Assignment: The answer consists of one number: how many lines of the data below include the string "subtitle".

Data supplied:
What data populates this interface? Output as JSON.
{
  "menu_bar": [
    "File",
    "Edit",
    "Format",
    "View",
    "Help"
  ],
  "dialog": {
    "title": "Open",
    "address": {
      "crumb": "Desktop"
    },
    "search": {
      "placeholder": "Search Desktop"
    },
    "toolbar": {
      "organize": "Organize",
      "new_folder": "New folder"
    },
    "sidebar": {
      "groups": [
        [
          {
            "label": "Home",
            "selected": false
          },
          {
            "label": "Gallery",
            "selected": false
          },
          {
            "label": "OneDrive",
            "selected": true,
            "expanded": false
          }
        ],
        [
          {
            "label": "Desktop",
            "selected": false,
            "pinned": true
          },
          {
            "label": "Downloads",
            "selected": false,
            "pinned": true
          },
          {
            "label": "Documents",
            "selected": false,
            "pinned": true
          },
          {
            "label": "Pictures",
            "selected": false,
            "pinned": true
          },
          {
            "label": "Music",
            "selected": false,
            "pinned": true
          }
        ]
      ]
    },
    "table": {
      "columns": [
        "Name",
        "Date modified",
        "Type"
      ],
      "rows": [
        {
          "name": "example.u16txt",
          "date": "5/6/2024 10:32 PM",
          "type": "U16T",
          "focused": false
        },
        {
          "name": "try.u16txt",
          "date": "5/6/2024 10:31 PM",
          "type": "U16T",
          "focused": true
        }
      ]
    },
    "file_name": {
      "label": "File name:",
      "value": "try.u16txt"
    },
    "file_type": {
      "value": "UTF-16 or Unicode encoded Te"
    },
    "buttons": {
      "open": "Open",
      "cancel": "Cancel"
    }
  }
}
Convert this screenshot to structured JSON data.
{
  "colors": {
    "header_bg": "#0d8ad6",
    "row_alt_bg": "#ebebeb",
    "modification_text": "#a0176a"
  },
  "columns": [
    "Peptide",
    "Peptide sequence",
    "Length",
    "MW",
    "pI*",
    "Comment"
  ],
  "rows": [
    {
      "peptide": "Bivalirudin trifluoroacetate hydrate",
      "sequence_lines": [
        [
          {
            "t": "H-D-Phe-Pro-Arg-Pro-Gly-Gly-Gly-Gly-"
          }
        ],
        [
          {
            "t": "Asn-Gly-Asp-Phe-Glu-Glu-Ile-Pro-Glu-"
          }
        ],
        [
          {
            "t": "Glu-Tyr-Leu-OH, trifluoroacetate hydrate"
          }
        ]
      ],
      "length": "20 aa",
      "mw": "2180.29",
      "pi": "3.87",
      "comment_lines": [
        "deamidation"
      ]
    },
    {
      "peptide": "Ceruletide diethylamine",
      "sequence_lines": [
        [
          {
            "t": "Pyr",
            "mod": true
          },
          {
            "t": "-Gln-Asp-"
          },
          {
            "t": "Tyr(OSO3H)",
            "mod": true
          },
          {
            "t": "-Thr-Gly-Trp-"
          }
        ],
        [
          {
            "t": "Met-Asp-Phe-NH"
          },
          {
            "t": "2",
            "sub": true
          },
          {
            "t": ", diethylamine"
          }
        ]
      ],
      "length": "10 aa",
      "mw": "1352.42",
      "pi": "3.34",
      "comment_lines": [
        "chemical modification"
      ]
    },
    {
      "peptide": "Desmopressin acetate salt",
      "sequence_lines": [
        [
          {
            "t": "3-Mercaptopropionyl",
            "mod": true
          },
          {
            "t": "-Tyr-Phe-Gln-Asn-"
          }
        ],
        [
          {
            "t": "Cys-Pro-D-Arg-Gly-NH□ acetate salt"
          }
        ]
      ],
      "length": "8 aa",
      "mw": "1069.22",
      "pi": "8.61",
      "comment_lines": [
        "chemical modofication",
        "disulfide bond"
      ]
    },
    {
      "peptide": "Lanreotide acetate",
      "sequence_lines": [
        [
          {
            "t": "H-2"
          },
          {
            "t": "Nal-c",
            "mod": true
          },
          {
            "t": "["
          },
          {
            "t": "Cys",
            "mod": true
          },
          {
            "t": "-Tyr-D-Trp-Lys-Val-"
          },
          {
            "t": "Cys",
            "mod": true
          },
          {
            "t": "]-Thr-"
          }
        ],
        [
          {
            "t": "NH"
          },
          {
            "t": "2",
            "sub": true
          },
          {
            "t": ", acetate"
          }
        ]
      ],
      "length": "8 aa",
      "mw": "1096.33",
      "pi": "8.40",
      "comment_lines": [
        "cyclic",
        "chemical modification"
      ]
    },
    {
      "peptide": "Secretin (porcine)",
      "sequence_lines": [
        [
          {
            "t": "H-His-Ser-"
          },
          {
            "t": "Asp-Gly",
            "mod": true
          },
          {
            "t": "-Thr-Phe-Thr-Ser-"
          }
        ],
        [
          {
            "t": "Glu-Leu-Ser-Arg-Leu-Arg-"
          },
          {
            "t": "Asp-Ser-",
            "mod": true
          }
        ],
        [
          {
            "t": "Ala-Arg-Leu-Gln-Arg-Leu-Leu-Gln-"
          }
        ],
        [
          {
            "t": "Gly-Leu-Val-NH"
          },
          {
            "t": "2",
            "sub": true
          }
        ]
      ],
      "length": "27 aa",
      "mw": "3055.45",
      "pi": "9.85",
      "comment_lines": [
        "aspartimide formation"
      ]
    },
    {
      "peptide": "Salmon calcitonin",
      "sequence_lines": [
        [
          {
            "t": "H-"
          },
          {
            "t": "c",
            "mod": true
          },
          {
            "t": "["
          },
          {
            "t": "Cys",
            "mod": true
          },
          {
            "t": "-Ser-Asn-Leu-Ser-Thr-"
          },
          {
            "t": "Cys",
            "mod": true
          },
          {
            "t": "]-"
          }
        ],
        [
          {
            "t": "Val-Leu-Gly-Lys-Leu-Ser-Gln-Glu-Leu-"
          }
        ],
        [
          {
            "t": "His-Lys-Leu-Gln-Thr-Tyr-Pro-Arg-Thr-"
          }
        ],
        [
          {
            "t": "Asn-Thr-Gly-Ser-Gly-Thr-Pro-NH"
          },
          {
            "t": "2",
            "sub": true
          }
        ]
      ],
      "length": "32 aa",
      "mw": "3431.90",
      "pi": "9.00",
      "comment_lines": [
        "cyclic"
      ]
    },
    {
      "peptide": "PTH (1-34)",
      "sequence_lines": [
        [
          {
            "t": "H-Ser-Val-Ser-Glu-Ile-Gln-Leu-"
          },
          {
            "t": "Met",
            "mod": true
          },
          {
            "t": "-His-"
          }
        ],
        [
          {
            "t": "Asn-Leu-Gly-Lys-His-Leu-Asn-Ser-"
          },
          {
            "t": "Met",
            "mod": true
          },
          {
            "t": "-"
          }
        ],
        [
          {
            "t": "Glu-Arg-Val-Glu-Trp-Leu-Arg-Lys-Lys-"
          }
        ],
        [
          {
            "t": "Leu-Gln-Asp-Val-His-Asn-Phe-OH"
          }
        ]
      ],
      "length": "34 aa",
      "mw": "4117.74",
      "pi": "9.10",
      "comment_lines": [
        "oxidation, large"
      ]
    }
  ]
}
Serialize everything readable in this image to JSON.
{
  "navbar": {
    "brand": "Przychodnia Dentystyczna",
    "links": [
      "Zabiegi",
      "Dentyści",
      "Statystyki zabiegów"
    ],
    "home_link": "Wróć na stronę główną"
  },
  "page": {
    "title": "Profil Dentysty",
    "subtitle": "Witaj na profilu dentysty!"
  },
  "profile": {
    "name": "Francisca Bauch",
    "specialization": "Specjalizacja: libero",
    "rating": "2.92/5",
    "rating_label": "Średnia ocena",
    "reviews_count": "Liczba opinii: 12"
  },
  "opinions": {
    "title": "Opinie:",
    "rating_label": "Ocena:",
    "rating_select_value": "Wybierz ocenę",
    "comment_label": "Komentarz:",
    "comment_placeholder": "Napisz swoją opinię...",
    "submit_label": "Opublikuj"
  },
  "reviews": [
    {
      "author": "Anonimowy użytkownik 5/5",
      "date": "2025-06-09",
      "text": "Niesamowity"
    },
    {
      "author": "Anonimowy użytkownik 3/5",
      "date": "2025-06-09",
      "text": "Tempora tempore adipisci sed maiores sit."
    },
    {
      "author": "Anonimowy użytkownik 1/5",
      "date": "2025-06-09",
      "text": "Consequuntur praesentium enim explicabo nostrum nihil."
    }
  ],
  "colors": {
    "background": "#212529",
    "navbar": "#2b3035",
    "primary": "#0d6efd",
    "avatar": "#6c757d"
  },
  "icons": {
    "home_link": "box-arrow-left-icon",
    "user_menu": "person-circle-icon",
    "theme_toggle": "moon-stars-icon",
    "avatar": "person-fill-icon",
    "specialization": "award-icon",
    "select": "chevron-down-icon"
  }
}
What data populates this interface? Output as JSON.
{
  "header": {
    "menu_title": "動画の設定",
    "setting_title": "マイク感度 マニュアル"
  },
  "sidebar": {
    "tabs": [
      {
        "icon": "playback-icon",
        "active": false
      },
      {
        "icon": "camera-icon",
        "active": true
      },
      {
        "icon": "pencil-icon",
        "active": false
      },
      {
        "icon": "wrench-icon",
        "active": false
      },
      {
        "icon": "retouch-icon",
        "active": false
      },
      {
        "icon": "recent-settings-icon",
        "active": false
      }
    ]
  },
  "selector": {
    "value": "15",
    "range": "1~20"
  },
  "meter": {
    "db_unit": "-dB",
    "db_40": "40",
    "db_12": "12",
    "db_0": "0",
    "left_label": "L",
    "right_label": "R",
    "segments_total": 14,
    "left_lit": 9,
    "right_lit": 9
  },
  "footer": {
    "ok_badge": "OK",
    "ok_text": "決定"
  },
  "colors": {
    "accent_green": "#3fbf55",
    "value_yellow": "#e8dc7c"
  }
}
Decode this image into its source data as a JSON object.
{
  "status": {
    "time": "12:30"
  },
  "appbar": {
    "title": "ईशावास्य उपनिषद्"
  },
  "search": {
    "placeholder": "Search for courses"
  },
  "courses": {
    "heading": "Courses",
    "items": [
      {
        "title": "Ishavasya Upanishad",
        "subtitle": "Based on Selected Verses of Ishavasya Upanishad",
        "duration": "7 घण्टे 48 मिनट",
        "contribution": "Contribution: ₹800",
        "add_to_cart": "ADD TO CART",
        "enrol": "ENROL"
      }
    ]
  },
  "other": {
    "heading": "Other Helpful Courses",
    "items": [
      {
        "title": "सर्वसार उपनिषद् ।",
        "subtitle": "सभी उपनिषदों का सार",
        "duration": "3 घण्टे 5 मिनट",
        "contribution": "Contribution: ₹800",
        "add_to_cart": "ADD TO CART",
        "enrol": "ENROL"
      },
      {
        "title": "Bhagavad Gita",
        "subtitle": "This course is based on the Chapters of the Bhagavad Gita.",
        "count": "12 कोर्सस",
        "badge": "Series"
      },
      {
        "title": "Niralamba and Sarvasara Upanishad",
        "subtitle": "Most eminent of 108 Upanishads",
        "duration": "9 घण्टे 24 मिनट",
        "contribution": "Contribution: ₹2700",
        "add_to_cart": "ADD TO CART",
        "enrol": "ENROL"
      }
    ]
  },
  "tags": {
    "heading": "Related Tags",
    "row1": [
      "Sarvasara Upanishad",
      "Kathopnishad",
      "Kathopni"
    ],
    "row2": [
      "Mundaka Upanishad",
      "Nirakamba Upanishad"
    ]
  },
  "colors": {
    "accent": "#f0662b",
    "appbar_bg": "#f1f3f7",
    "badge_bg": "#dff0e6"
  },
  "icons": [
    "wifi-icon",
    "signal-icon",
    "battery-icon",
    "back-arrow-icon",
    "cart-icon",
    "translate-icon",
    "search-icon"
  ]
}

Output below: 5